    Nominations are being accepted for the 26th annual James T. Neubacher Award, which is presented to a faculty or staff member, student, or alumna or alumnus for significant achievements in: • Promoting acceptance and awareness of people with disabilities. • Advocating for the civil rights of people with disabilities. • Removing barriers to full participation in programs Read more

  • MCubed grant aids maternal and child health monitoring in India

    Imagine community health workers fanning out across rural villages and muddy fields to survey villagers in West Bengal, the fourth-most populous state in India. The information is uploaded wirelessly via tablets to cloud storage, then downloaded and analyzed by professors and students thousands of miles away in a high-tech lab at the University of Michigan. Read more

  • IRWG announces 23 graduate student fellowships

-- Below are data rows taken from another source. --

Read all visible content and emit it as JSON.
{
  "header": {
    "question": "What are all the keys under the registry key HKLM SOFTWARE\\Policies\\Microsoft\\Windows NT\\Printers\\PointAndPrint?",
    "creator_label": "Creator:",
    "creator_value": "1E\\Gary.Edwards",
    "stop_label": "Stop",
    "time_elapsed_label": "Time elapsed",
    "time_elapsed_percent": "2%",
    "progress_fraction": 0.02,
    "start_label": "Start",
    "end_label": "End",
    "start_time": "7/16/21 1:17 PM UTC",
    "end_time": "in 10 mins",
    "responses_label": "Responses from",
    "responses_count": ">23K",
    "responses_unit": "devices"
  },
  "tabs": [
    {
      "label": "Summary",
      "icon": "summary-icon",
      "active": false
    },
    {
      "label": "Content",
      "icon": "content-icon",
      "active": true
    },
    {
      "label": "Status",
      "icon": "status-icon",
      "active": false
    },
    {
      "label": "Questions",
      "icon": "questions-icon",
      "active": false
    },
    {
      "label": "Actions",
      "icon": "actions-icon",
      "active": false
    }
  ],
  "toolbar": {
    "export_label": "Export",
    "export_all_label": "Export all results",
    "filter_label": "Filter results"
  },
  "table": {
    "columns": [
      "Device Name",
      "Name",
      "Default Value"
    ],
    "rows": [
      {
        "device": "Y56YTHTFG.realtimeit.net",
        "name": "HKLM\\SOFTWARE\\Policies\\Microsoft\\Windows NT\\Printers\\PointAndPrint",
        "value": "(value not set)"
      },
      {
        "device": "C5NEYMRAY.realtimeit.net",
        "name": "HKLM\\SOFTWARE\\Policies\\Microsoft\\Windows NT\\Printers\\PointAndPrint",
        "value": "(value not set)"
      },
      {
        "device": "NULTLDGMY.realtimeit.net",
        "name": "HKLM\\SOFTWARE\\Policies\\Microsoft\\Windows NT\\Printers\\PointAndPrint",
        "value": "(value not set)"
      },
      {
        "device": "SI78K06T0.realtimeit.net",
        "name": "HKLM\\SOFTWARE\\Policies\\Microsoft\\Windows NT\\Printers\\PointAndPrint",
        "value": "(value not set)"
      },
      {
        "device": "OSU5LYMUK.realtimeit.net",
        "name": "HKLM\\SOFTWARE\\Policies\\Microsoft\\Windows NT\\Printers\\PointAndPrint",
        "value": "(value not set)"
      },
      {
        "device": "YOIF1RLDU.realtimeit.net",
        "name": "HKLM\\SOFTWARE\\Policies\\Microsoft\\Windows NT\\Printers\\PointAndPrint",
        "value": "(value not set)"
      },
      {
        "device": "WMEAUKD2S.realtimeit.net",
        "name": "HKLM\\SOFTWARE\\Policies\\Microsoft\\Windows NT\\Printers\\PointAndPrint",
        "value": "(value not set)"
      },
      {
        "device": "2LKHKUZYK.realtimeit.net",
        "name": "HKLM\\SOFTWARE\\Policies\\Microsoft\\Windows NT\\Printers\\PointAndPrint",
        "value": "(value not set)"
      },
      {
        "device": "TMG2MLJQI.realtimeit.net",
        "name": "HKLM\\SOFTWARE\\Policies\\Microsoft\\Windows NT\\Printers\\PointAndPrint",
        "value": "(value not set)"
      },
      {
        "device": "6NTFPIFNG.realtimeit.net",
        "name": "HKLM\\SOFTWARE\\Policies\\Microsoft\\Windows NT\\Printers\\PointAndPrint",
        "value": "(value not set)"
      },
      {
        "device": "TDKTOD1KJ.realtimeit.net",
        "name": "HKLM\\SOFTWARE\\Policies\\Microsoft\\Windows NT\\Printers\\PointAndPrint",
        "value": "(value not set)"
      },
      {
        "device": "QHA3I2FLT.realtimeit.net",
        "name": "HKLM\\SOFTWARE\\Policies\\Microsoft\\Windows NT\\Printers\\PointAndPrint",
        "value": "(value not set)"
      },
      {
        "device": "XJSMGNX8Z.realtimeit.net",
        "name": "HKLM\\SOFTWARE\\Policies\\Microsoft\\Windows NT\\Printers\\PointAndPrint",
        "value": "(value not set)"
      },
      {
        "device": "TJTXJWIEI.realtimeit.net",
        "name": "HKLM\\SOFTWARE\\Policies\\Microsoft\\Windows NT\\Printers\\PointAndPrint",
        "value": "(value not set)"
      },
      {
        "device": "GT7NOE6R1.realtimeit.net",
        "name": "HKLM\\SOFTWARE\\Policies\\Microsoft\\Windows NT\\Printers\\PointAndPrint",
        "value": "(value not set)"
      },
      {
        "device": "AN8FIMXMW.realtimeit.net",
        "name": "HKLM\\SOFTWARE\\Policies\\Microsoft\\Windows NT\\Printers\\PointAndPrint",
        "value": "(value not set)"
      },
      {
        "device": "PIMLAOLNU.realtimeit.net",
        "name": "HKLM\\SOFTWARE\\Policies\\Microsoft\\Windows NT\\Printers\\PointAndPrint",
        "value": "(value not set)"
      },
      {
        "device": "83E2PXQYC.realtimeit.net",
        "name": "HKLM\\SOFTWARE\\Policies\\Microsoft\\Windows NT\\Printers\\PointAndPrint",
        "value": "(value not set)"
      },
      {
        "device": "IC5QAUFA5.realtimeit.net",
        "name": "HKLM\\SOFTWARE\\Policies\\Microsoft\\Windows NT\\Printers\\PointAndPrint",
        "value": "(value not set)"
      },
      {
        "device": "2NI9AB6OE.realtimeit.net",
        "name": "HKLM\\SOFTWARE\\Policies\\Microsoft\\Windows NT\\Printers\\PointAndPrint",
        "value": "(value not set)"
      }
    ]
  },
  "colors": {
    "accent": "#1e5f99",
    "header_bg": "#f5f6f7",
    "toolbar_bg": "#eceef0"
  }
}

    The Institute for Research on Women and Gender has awarded 23 graduate students funding to support wide-ranging projects related to women, gender, and sexuality. The awards include one Boyd/Williams Fellowship for Research on Women and Work, 12 IRWG/Rackham Graduate Research Fellowships, and 12 Community of Scholars (COS) summer fellowships. Read the full story

  • Disability studies prize honors the late Tobin Siebers

    The University of Michigan Press and Department of English Language and Literature have established The Tobin Siebers Prize for Disability Studies in the Humanities, which includes a $5,000 award for best book-length manuscript on a topic of pressing urgency to disability studies in the humanities. As a long-term faculty member at U-M, prolific author and Read more